rec. 2-3 January 2008 (First Symphony), 16-19 April 2007 (Second Symphony) Philharmonic Hall, Warsaw, Poland
24-bit, 88.2 kHz. 5.1 Surround - DTS-HD Master Audio; 2.0 Stereo - PCM NAXOS BD-A NBD0021 [53:11]
Rather surprisingly, this disc isn’t a straightforward BD-A reissue of an earlier CD. Instead, Naxos has re-coupled Wit’s recordings of the symphonies. Symphony No. 1 originally appeared in harness with the Fourth Symphony and, in its CD incarnation, was warmly received by Dan Morgan (review). He was also pretty enthusiastic about the CD coupling of the Second Symphony with the Third (review) which was also well received by Kevin Sutton (review). For the BD-A version, however, the first two symphonies now appear together while the Third and Fourth have been coupled together on NBD0022, which I’ve not heard. In the process two shorter works, the Concert Overture Op. 12 and an orchestration of the piano Study in B flat minor, Op. 4/3 have been discarded. That’s a pity for between them they account for some twenty minutes of music and the playing time of both BD-A discs, containing just the symphonies, is a little ungenerous.
The First Symphony was premièred in 1907 but the composer was dissatisfied with it and subsequently withdrew it according to Keith Anderson’s useful notes. In some ways I’m not surprised for in this score Szymanowski seems to me to be struggling to find a distinctive voice. He described the symphony as a ‘contrapuntal-harmonic-orchestral monster’. I think that’s somewhat hyperbolic but the scoring is often busy and sometimes dense although there are many imaginative touches in the orchestration. The use of colour, though individual and attractive is, understandably, much less subtle than the sort of effects he would achieve in later, more mature works. It’s instructive to compare this score with the roughly contemporaneous symphonic works of Mahler and Strauss. I don’t find Szymanowski’s argument at all easy to follow, especially by comparison with the works of those two masters, though I readily admit to less familiarity with Szymanowski’s piece. There seems to be a sense of striving in much of the symphony but I’m not convinced as to where that striving leads us and I don’t get much of a sense of structure. The fact that I find the work hard to come to terms with is in no way a reflection on the committed advocacy of Wit and his players.
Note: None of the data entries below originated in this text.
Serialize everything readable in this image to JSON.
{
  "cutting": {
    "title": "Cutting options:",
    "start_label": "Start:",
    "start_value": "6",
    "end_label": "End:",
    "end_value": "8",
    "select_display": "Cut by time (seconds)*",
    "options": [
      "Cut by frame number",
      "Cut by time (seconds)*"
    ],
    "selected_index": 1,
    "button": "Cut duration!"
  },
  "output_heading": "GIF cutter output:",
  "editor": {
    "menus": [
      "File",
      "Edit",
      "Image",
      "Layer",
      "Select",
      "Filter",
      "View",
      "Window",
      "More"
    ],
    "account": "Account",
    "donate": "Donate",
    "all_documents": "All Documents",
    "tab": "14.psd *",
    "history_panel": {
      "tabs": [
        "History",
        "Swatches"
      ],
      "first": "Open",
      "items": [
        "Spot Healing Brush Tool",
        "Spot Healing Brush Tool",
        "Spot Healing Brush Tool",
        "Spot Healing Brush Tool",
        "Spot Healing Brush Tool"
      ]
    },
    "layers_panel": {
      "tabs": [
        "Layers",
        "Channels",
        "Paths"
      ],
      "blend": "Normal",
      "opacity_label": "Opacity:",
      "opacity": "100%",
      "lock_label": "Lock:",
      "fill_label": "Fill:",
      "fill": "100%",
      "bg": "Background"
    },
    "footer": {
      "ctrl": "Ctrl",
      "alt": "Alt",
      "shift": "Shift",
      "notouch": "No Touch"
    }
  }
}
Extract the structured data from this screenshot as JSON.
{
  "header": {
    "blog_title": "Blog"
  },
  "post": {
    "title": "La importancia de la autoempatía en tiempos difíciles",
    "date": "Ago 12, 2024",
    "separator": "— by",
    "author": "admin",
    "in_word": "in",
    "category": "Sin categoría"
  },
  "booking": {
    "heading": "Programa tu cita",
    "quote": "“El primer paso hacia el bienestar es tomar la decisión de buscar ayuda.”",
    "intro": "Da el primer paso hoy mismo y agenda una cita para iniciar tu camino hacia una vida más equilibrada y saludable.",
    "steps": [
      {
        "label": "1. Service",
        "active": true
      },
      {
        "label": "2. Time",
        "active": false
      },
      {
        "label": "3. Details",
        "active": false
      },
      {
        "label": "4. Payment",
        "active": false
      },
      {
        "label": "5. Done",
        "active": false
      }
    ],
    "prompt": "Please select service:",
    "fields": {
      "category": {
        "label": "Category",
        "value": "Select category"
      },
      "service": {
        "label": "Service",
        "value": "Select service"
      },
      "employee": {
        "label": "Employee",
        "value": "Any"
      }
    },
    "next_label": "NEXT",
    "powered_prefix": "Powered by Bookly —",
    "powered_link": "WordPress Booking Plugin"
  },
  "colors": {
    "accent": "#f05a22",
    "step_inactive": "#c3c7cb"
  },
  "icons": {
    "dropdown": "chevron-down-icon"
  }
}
With the Second Symphony, first performed in 1911, we are closer to the mature Szymanowski. In terms of the orchestration this may in part reflect the fact that the composer revised this aspect of the score in 1934. Like its predecessor the Second is cast in two movements but the structure is somewhat unusual in that the second movement consists of a theme, six variations - all separately tracked by Naxos - and a concluding fugue. The thematic material and scoring of the first movement is ardent and at times sensuous; at other times the music is downright opulent. I have the sense that in terms of the character of the music Szymanowski is here more at ease and more confident in handing his material and the orchestra than was the case in the previous symphony. The theme and first two variations in the second movement are marked Lento - or, more accurately L’istesso tempo in the case of the variations. The theme itself is gorgeous and here and in the initial variations there are several very delicately scored - and played - passages to enjoy. The tempo picks up for Scherzando Variation III, which is marked Molto vivace; Wit and his orchestra bring out the lightness in the music admirably. After a gavotte and a minuet variation comes the final, quite extensive fugue. This is complex and vigorous but also contains a languorous central section. Overall, I find this a more convincing work that the First Symphony. Once again, Wit and the Warsaw orchestra give it an excellent performance.
I’ve not heard the CDs on which these performances were originally issued. I’d describe the BD-A sound as very good without being revelatory. I suspect that a rival BD-A version of these scores is unlikely to emerge any time soon and happily Wit’s fine and committed performances serve Szymanowski very well.